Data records
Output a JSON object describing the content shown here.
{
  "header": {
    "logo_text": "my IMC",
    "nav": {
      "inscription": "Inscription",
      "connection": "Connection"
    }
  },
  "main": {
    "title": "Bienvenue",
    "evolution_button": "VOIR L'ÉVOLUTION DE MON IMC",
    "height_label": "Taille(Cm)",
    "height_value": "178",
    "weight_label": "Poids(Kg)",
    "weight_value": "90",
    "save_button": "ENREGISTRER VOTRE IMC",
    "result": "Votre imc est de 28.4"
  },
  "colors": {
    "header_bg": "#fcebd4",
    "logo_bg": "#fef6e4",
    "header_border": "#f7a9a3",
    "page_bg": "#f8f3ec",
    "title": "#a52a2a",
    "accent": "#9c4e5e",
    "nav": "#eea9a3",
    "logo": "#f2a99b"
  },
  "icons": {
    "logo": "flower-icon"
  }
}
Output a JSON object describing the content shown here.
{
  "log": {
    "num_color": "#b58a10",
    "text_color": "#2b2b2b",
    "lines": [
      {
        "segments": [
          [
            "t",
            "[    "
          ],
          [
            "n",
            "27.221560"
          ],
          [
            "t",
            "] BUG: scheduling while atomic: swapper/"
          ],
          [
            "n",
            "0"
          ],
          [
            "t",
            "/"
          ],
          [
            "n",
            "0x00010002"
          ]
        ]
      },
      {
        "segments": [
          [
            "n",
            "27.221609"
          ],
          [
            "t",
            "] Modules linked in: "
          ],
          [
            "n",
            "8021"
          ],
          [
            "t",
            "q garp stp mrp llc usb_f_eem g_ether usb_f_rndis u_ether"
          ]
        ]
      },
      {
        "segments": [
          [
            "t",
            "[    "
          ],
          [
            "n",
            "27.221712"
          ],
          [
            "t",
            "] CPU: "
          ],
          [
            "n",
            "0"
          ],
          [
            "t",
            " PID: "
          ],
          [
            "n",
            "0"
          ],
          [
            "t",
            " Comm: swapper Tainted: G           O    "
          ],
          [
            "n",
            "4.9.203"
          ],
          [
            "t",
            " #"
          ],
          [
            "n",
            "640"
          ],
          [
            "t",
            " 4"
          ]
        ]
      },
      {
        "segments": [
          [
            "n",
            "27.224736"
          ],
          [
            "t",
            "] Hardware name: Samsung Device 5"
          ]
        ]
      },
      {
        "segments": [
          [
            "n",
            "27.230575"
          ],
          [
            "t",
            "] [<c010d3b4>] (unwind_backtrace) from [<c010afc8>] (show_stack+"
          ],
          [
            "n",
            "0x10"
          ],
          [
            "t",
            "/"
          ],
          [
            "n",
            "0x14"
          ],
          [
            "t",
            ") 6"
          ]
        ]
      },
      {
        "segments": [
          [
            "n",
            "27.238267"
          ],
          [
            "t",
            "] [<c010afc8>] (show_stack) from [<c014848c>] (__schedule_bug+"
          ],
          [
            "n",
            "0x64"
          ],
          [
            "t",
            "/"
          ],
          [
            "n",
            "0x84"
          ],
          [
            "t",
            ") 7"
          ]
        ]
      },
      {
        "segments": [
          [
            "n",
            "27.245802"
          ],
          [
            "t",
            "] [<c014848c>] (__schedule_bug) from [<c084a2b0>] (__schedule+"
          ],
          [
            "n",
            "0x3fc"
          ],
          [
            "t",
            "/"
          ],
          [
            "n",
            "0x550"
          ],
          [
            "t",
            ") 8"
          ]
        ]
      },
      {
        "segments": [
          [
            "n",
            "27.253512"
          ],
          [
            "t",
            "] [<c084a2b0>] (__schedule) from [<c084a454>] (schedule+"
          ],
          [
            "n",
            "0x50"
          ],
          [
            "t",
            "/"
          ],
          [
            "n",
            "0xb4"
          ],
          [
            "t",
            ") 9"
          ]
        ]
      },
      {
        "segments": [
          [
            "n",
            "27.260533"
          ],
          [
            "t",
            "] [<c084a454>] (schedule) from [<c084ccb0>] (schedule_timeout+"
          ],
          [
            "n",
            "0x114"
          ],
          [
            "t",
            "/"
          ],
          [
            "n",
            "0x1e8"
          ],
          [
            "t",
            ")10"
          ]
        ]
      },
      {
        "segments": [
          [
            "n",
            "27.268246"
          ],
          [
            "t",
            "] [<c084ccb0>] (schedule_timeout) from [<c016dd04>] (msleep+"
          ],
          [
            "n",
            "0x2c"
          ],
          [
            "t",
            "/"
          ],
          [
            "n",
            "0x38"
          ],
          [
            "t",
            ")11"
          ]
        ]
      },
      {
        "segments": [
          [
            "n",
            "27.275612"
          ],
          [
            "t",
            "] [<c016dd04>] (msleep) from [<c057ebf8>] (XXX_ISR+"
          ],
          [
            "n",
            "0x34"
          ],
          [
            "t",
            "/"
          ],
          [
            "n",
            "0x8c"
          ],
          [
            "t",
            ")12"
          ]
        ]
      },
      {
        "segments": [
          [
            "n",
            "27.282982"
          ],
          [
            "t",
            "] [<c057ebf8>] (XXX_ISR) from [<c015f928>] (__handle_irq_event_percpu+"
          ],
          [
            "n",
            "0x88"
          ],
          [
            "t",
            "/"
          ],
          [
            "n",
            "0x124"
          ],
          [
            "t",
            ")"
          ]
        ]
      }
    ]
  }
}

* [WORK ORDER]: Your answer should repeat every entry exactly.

* [RESPONSE TO THIS EXERCISE]:
Output a JSON object describing the content shown here.
{
  "header": {
    "logo_text": "my IMC",
    "nav": {
      "inscription": "Inscription",
      "connection": "Connection"
    }
  },
  "main": {
    "title": "Bienvenue",
    "evolution_button": "VOIR L'ÉVOLUTION DE MON IMC",
    "height_label": "Taille(Cm)",
    "height_value": "178",
    "weight_label": "Poids(Kg)",
    "weight_value": "90",
    "save_button": "ENREGISTRER VOTRE IMC",
    "result": "Votre imc est de 28.4"
  },
  "colors": {
    "header_bg": "#fcebd4",
    "logo_bg": "#fef6e4",
    "header_border": "#f7a9a3",
    "page_bg": "#f8f3ec",
    "title": "#a52a2a",
    "accent": "#9c4e5e",
    "nav": "#eea9a3",
    "logo": "#f2a99b"
  },
  "icons": {
    "logo": "flower-icon"
  }
}
Output a JSON object describing the content shown here.
{
  "log": {
    "num_color": "#b58a10",
    "text_color": "#2b2b2b",
    "lines": [
      {
        "segments": [
          [
            "t",
            "[    "
          ],
          [
            "n",
            "27.221560"
          ],
          [
            "t",
            "] BUG: scheduling while atomic: swapper/"
          ],
          [
            "n",
            "0"
          ],
          [
            "t",
            "/"
          ],
          [
            "n",
            "0x00010002"
          ]
        ]
      },
      {
        "segments": [
          [
            "n",
            "27.221609"
          ],
          [
            "t",
            "] Modules linked in: "
          ],
          [
            "n",
            "8021"
          ],
          [
            "t",
            "q garp stp mrp llc usb_f_eem g_ether usb_f_rndis u_ether"
          ]
        ]
      },
      {
        "segments": [
          [
            "t",
            "[    "
          ],
          [
            "n",
            "27.221712"
          ],
          [
            "t",
            "] CPU: "
          ],
          [
            "n",
            "0"
          ],
          [
            "t",
            " PID: "
          ],
          [
            "n",
            "0"
          ],
          [
            "t",
            " Comm: swapper Tainted: G           O    "
          ],
          [
            "n",
            "4.9.203"
          ],
          [
            "t",
            " #"
          ],
          [
            "n",
            "640"
          ],
          [
            "t",
            " 4"
          ]
        ]
      },
      {
        "segments": [
          [
            "n",
            "27.224736"
          ],
          [
            "t",
            "] Hardware name: Samsung Device 5"
          ]
        ]
      },
      {
        "segments": [
          [
            "n",
            "27.230575"
          ],
          [
            "t",
            "] [<c010d3b4>] (unwind_backtrace) from [<c010afc8>] (show_stack+"
          ],
          [
            "n",
            "0x10"
          ],
          [
            "t",
            "/"
          ],
          [
            "n",
            "0x14"
          ],
          [
            "t",
            ") 6"
          ]
        ]
      },
      {
        "segments": [
          [
            "n",
            "27.238267"
          ],
          [
            "t",
            "] [<c010afc8>] (show_stack) from [<c014848c>] (__schedule_bug+"
          ],
          [
            "n",
            "0x64"
          ],
          [
            "t",
            "/"
          ],
          [
            "n",
            "0x84"
          ],
          [
            "t",
            ") 7"
          ]
        ]
      },
      {
        "segments": [
          [
            "n",
            "27.245802"
          ],
          [
            "t",
            "] [<c014848c>] (__schedule_bug) from [<c084a2b0>] (__schedule+"
          ],
          [
            "n",
            "0x3fc"
          ],
          [
            "t",
            "/"
          ],
          [
            "n",
            "0x550"
          ],
          [
            "t",
            ") 8"
          ]
        ]
      },
      {
        "segments": [
          [
            "n",
            "27.253512"
          ],
          [
            "t",
            "] [<c084a2b0>] (__schedule) from [<c084a454>] (schedule+"
          ],
          [
            "n",
            "0x50"
          ],
          [
            "t",
            "/"
          ],
          [
            "n",
            "0xb4"
          ],
          [
            "t",
            ") 9"
          ]
        ]
      },
      {
        "segments": [
          [
            "n",
            "27.260533"
          ],
          [
            "t",
            "] [<c084a454>] (schedule) from [<c084ccb0>] (schedule_timeout+"
          ],
          [
            "n",
            "0x114"
          ],
          [
            "t",
            "/"
          ],
          [
            "n",
            "0x1e8"
          ],
          [
            "t",
            ")10"
          ]
        ]
      },
      {
        "segments": [
          [
            "n",
            "27.268246"
          ],
          [
            "t",
            "] [<c084ccb0>] (schedule_timeout) from [<c016dd04>] (msleep+"
          ],
          [
            "n",
            "0x2c"
          ],
          [
            "t",
            "/"
          ],
          [
            "n",
            "0x38"
          ],
          [
            "t",
            ")11"
          ]
        ]
      },
      {
        "segments": [
          [
            "n",
            "27.275612"
          ],
          [
            "t",
            "] [<c016dd04>] (msleep) from [<c057ebf8>] (XXX_ISR+"
          ],
          [
            "n",
            "0x34"
          ],
          [
            "t",
            "/"
          ],
          [
            "n",
            "0x8c"
          ],
          [
            "t",
            ")12"
          ]
        ]
      },
      {
        "segments": [
          [
            "n",
            "27.282982"
          ],
          [
            "t",
            "] [<c057ebf8>] (XXX_ISR) from [<c015f928>] (__handle_irq_event_percpu+"
          ],
          [
            "n",
            "0x88"
          ],
          [
            "t",
            "/"
          ],
          [
            "n",
            "0x124"
          ],
          [
            "t",
            ")"
          ]
        ]
      }
    ]
  }
}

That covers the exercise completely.